Alys is the widowed mother of two adolescent children, and the disinherited daughter of a king. Her existence has been carefully regulated, but now she discovers a fierce talent not only for politics but also for magic—once deemed solely the domain of men. Meanwhile, in a neighboring kingdom, young Ellin finds herself unexpectedly on the throne after the sudden death of her grandfather the king and everyone else who stood ahead of her in the line of succession. Conventional wisdom holds that she will marry quickly, then quietly surrender the throne to her new husband. Only, Ellin has other ideas.
The tensions building in the two kingdoms grow abruptly worse when a caravan of exiled women and their escort of disgraced soldiers stumble upon a new source of magic in what was once uninhabitable desert. This new and revolutionary magic—which only women can wield—might well tear down what is left of the patriarchy. The men who currently hold power will do anything to retain it. But what force in the world can stand against the courage and resolution of generations of women who have tasted freedom for the very first time?
Waking up white by Debby Irving
For twenty-five years, Debby Irving sensed inexplicable racial tensions in her personal and professional relationships. As a colleague and neighbor, she worried about offending people she dearly wanted to befriend. As an arts administrator, she didn’t understand why her diversity efforts lacked traction. As a teacher, she found her best efforts to reach out to students and families of color left her wondering what she was missing. Then, in 2009, one “aha!” moment launched an adventure of discovery and insight that drastically shifted her worldview and upended her life plan. In Waking Up White, Irving tells her often cringe-worthy story with such openness that readers will turn every page rooting for her-and ultimately for all of us.
We Should All Be Feminists by Chimamda Adichie
In this personal, eloquently-argued essay—adapted from the much-admired TEDx talk of the same name—Chimamanda Ngozi Adichie offers readers a unique definition of feminism for the twenty-first century, one rooted in inclusion and awareness.

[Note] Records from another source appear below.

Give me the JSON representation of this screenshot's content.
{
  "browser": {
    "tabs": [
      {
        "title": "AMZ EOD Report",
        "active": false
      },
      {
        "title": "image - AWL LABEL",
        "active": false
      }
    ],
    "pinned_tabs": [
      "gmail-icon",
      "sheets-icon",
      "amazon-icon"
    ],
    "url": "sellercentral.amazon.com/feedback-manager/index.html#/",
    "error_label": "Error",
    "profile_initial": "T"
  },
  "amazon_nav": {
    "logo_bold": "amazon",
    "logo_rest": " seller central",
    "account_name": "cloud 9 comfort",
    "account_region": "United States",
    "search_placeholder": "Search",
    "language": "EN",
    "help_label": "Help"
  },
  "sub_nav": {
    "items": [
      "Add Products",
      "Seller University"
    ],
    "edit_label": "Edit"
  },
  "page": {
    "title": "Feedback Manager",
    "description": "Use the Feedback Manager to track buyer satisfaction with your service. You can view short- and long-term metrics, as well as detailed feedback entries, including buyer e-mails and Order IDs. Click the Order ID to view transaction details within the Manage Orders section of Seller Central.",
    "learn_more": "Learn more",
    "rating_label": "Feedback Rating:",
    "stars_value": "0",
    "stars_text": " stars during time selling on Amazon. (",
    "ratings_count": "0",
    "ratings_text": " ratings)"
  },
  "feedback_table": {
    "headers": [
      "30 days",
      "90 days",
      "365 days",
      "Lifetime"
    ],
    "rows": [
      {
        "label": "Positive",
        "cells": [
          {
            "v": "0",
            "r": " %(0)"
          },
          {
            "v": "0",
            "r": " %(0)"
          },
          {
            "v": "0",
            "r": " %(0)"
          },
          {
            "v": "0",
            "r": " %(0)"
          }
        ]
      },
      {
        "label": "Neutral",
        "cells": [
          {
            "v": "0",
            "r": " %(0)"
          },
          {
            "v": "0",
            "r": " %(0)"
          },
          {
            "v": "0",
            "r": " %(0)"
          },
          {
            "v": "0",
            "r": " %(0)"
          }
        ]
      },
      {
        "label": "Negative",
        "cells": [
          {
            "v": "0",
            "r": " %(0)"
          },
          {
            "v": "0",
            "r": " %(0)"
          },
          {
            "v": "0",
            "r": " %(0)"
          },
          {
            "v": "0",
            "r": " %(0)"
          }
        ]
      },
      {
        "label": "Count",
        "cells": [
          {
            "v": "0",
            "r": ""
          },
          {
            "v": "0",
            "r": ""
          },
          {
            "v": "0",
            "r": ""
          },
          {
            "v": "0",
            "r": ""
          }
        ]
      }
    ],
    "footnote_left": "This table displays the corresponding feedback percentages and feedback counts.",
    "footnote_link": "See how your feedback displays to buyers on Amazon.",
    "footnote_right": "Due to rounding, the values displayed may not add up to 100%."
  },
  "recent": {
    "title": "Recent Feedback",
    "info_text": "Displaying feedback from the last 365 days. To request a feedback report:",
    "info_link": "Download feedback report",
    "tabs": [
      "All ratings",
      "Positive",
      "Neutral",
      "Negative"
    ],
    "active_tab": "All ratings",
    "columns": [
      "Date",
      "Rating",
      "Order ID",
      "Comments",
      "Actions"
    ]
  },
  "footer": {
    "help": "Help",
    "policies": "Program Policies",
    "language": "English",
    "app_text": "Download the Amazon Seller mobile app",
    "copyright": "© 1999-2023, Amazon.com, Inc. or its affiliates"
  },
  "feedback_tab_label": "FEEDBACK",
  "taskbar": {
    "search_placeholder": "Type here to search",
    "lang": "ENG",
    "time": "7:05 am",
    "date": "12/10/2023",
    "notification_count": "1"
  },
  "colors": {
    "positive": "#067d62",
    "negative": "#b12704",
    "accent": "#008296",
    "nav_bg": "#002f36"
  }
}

Drawing extensively on her own experiences and her deep understanding of the often masked realities of sexual politics, here is one remarkable author’s exploration of what it means to be a woman now—and an of-the-moment rallying cry for why we should all be feminists.